Mar
20
comment Weird Al Yankovic's Partial Differential Equation
Interesting. Does the expression $4\pi\epsilon_0=1$ mean anything, physically?
Mar
20
comment Weird Al Yankovic's Partial Differential Equation
Is this formulated as an eigenvalue problem?
Feb
25
comment Is computer science a branch of mathematics?
@sashang: It is difficult to say one way or another if this is an oversimplification or not without establishing a rigorous and unambiguous definition of the word "branch" as it is applied by the OP's question. If you can provide such a definition, I can respond to your "oversimplification" claim more adequately, one way or another.
Feb
13
comment Is computer science a branch of mathematics?
@SpYk3HH: The point is that the lines are blurred nonetheless, in spite of what most people believe of both subjects.
Jan
24
comment Is computer science a branch of mathematics?
Do you seek a philosophical answer?
Dec
26
comment On “familiarity” (or How to avoid “going down the Math Rabbit Hole”?)
An elegantly succinct and informative answer using analogies from computer science! Kudos to you!
Nov
18
comment Incremental averageing
Can you elaborate on why precision errors are smaller in the second expression? Does the first expression contain a subtraction of nearly equal values?
Jul
31
comment Obtaining a bound on the differential operator
This almost makes sense. But the left hand side of the inequality uses $\frac{du}{dy}$, not $\left| \frac{du}{dy}\right|$. Unless it is somehow implicitly assumed that $\frac{du}{dy}>0$, I just can't see how we can conclude this.
Jul
12
comment Explaining the physical meaning of an eigenvalue in a real world problem

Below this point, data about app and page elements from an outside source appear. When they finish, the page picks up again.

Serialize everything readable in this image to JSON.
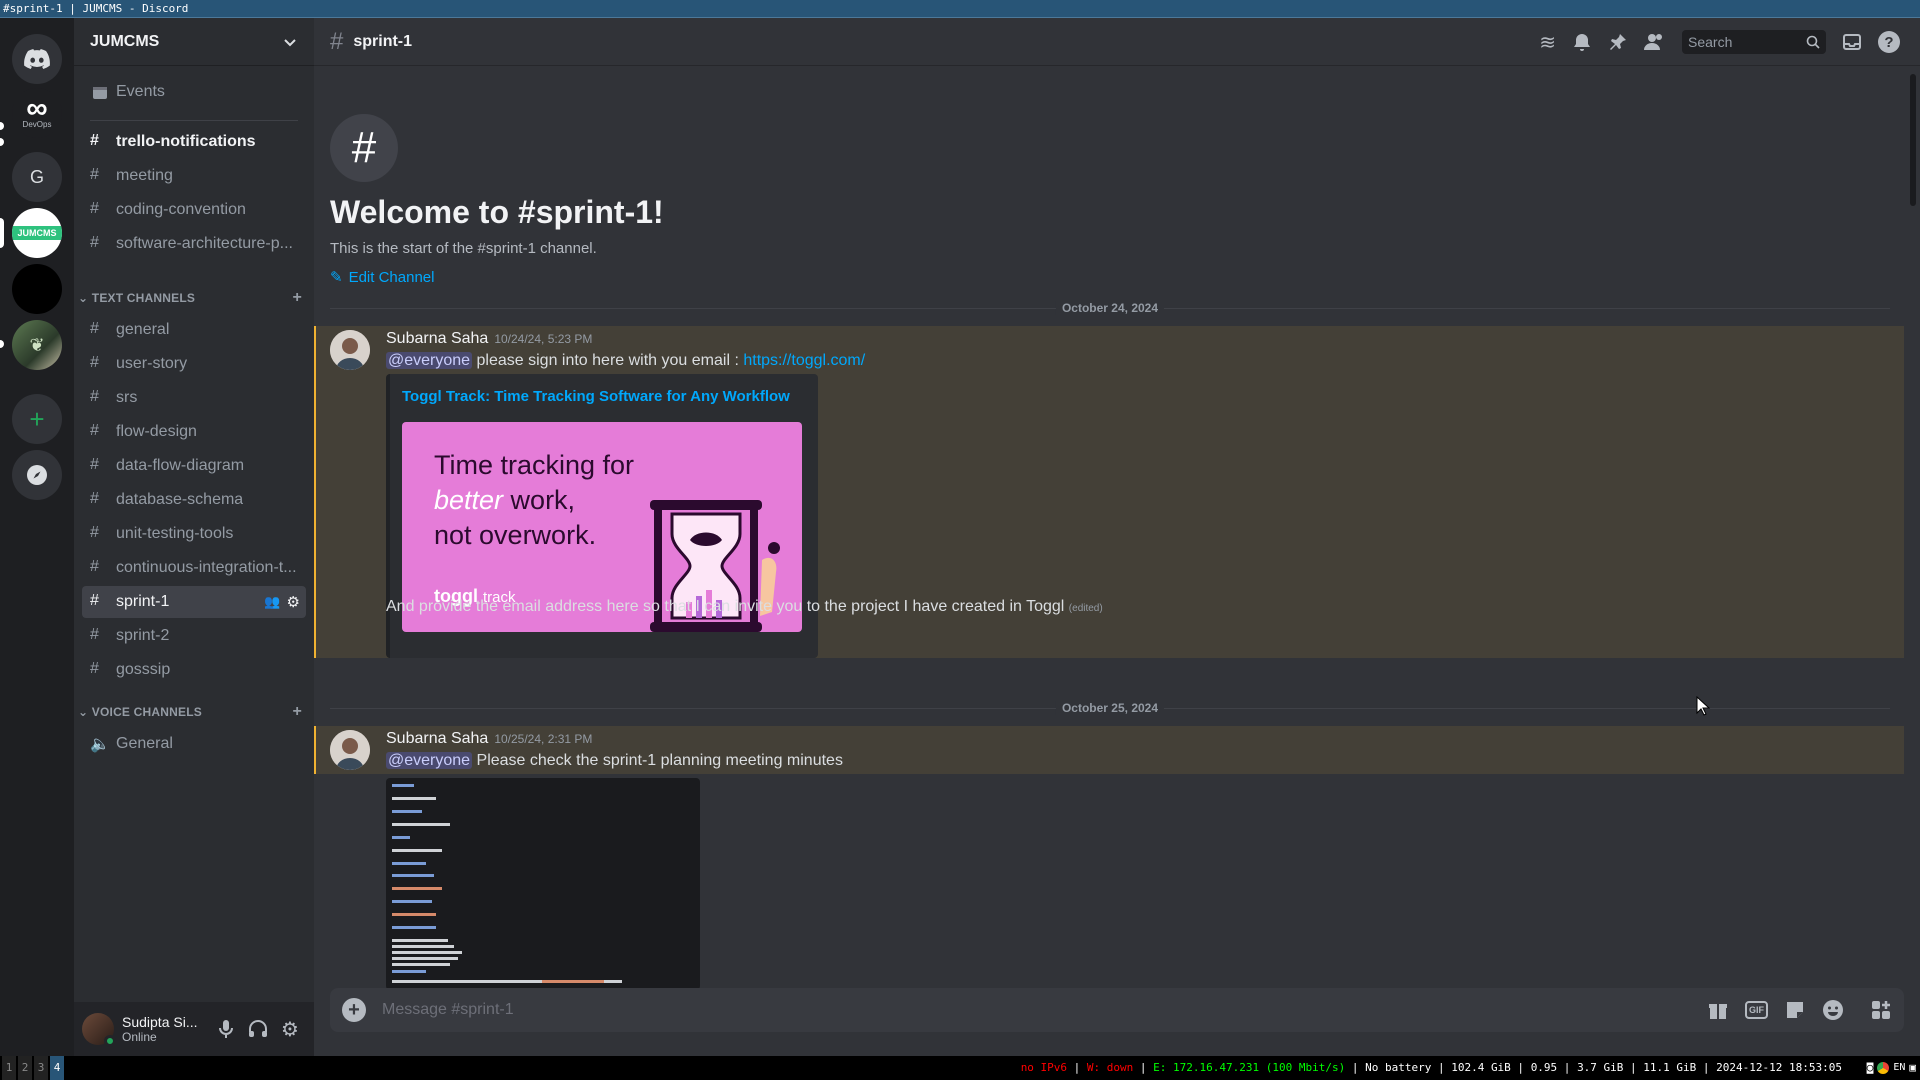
{
  "window": {
    "title": "#sprint-1 | JUMCMS - Discord"
  },
  "servers": [
    {
      "name": "Discord Home",
      "label": ""
    },
    {
      "name": "DevOps",
      "label": "DevOps"
    },
    {
      "name": "G",
      "label": "G"
    },
    {
      "name": "JUMCMS",
      "label": "JUMCMS"
    },
    {
      "name": "Dark server",
      "label": ""
    },
    {
      "name": "Image server",
      "label": ""
    },
    {
      "name": "Add a Server",
      "label": "+"
    },
    {
      "name": "Explore",
      "label": ""
    }
  ],
  "server": {
    "name": "JUMCMS"
  },
  "sidebar": {
    "events_label": "Events",
    "top_channels": [
      "trello-notifications",
      "meeting",
      "coding-convention",
      "software-architecture-p..."
    ],
    "text_category": "TEXT CHANNELS",
    "text_channels": [
      "general",
      "user-story",
      "srs",
      "flow-design",
      "data-flow-diagram",
      "database-schema",
      "unit-testing-tools",
      "continuous-integration-t...",
      "sprint-1",
      "sprint-2",
      "gosssip"
    ],
    "voice_category": "VOICE CHANNELS",
    "voice_channels": [
      "General"
    ]
  },
  "user": {
    "name": "Sudipta Si...",
    "status": "Online"
  },
  "header": {
    "channel": "sprint-1",
    "search_placeholder": "Search"
  },
  "welcome": {
    "title": "Welcome to #sprint-1!",
    "subtitle": "This is the start of the #sprint-1 channel.",
    "edit_label": "Edit Channel"
  },
  "messages": [
    {
      "date_divider": "October 24, 2024",
      "author": "Subarna Saha",
      "timestamp": "10/24/24, 5:23 PM",
      "mention": "@everyone",
      "text": "please sign into here with you email :",
      "link": "https://toggl.com/",
      "embed_title": "Toggl Track: Time Tracking Software for Any Workflow",
      "embed_image": {
        "line1": "Time tracking for",
        "line2_em": "better",
        "line2_rest": " work,",
        "line3": "not overwork.",
        "brand": "toggl",
        "brand2": "track"
      },
      "followup": "And provide the email address here so that I can invite you to the project I have created in Toggl",
      "edited": "(edited)"
    },
    {
      "date_divider": "October 25, 2024",
      "author": "Subarna Saha",
      "timestamp": "10/25/24, 2:31 PM",
      "mention": "@everyone",
      "text": "Please check the sprint-1 planning meeting minutes"
    }
  ],
  "composer": {
    "placeholder": "Message #sprint-1"
  },
  "statusbar": {
    "workspaces": [
      "1",
      "2",
      "3",
      "4"
    ],
    "ipv6": "no IPv6",
    "wifi": "W: down",
    "eth": "E: 172.16.47.231 (100 Mbit/s)",
    "battery": "No battery",
    "disk": "102.4 GiB",
    "load": "0.95",
    "mem": "3.7 GiB",
    "swap": "11.1 GiB",
    "datetime": "2024-12-12 18:53:05",
    "lang": "EN"
  },
  "colors": {
    "accent": "#5865f2",
    "mention_highlight": "#f0b232",
    "link": "#00a8fc",
    "online": "#23a55a",
    "statusbar_red": "#ff0000",
    "statusbar_green": "#00ff00"
  }
}
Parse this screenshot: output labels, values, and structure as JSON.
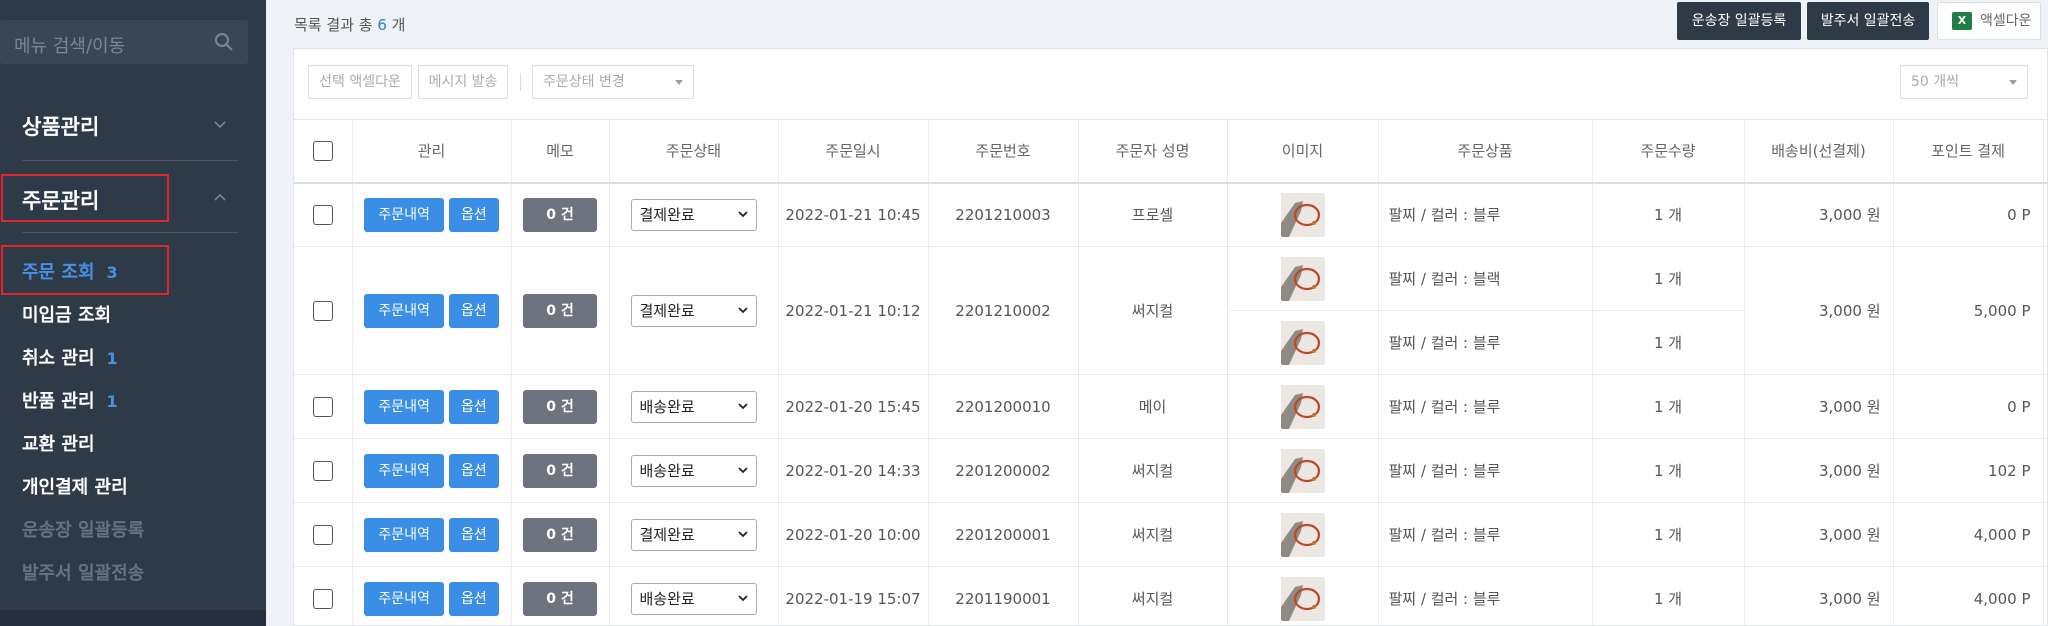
{
  "sidebar": {
    "search_placeholder": "메뉴 검색/이동",
    "menu1": "상품관리",
    "menu2": "주문관리",
    "items": [
      {
        "label": "주문 조회",
        "badge": "3"
      },
      {
        "label": "미입금 조회",
        "badge": ""
      },
      {
        "label": "취소 관리",
        "badge": "1"
      },
      {
        "label": "반품 관리",
        "badge": "1"
      },
      {
        "label": "교환 관리",
        "badge": ""
      },
      {
        "label": "개인결제 관리",
        "badge": ""
      },
      {
        "label": "운송장 일괄등록",
        "badge": ""
      },
      {
        "label": "발주서 일괄전송",
        "badge": ""
      }
    ]
  },
  "topbar": {
    "count_prefix": "목록 결과 총",
    "count": "6",
    "count_suffix": "개",
    "btn_invoice": "운송장 일괄등록",
    "btn_order_sheet": "발주서 일괄전송",
    "btn_excel": "액셀다운",
    "excel_icon": "X"
  },
  "toolbar": {
    "select_excel": "선택 액셀다운",
    "send_message": "메시지 발송",
    "status_change": "주문상태 변경",
    "per_page": "50 개씩"
  },
  "columns": [
    "관리",
    "메모",
    "주문상태",
    "주문일시",
    "주문번호",
    "주문자 성명",
    "이미지",
    "주문상품",
    "주문수량",
    "배송비(선결제)",
    "포인트 결제"
  ],
  "buttons": {
    "detail": "주문내역",
    "option": "옵션"
  },
  "orders": [
    {
      "memo": "0 건",
      "status": "결제완료",
      "date": "2022-01-21 10:45",
      "no": "2201210003",
      "name": "프로셀",
      "products": [
        {
          "name": "팔찌 / 컬러 : 블루",
          "qty": "1 개"
        }
      ],
      "shipping": "3,000 원",
      "point": "0 P"
    },
    {
      "memo": "0 건",
      "status": "결제완료",
      "date": "2022-01-21 10:12",
      "no": "2201210002",
      "name": "써지컬",
      "products": [
        {
          "name": "팔찌 / 컬러 : 블랙",
          "qty": "1 개"
        },
        {
          "name": "팔찌 / 컬러 : 블루",
          "qty": "1 개"
        }
      ],
      "shipping": "3,000 원",
      "point": "5,000 P"
    },
    {
      "memo": "0 건",
      "status": "배송완료",
      "date": "2022-01-20 15:45",
      "no": "2201200010",
      "name": "메이",
      "products": [
        {
          "name": "팔찌 / 컬러 : 블루",
          "qty": "1 개"
        }
      ],
      "shipping": "3,000 원",
      "point": "0 P"
    },
    {
      "memo": "0 건",
      "status": "배송완료",
      "date": "2022-01-20 14:33",
      "no": "2201200002",
      "name": "써지컬",
      "products": [
        {
          "name": "팔찌 / 컬러 : 블루",
          "qty": "1 개"
        }
      ],
      "shipping": "3,000 원",
      "point": "102 P"
    },
    {
      "memo": "0 건",
      "status": "결제완료",
      "date": "2022-01-20 10:00",
      "no": "2201200001",
      "name": "써지컬",
      "products": [
        {
          "name": "팔찌 / 컬러 : 블루",
          "qty": "1 개"
        }
      ],
      "shipping": "3,000 원",
      "point": "4,000 P"
    },
    {
      "memo": "0 건",
      "status": "배송완료",
      "date": "2022-01-19 15:07",
      "no": "2201190001",
      "name": "써지컬",
      "products": [
        {
          "name": "팔찌 / 컬러 : 블루",
          "qty": "1 개"
        }
      ],
      "shipping": "3,000 원",
      "point": "4,000 P"
    }
  ]
}
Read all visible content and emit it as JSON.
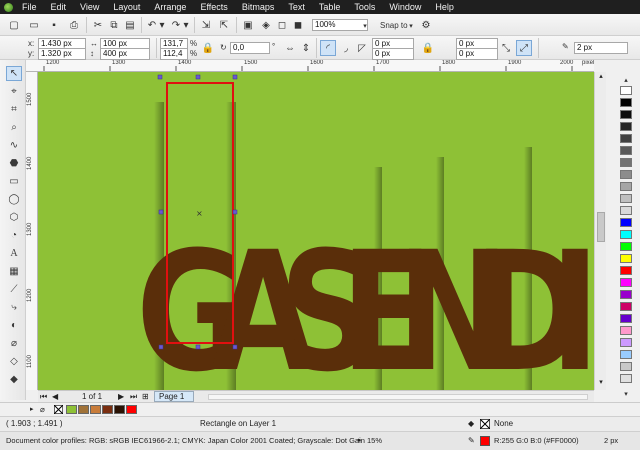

The question is about understanding and interpreting the eigenvalues/eigenvectors, not finding a method to solve the equation.
Jul
11
comment Explaining the physical meaning of an eigenvalue in a real world problem
@AsalBeagDubh: Whatever it takes to confer your doctorate is worth it, even vodka with beer! :)
Jul
11
comment Explaining the physical meaning of an eigenvalue in a real world problem
@AsalBeagDubh: I edited the question for consistency, replacing all instances of 'rum' with 'beer'.
Jul
10
comment Factorizing a saddle point operator
@ShuhaoCao: It is the divergence operator, but my current formulation is continuous, not discrete. For simplicity, I'm currently considering a 1D case where the divergence and gradient operators are equivalent. In the future, I'd like to consider higher dimensional cases where $u_1$ is, in fact, vector valued.
Jul
10
comment Factorizing a saddle point operator
@RobertLewis: LU is not favorable because the resulting discrete linear operator is large. I'm trying to avoid a large solve by splitting the continuous operator before discretizing the system.
Jun
4
comment Laplace equation with periodic boundary conditions
@Landscape: Sounds fair enough :)
Jun
4
comment Laplace equation with periodic boundary conditions
@Landscape: Indeed, this is what I suspected. But what of the form of the solutions? Are all solutions scalar shifts of each other if the periodic neumann condition is not imposed?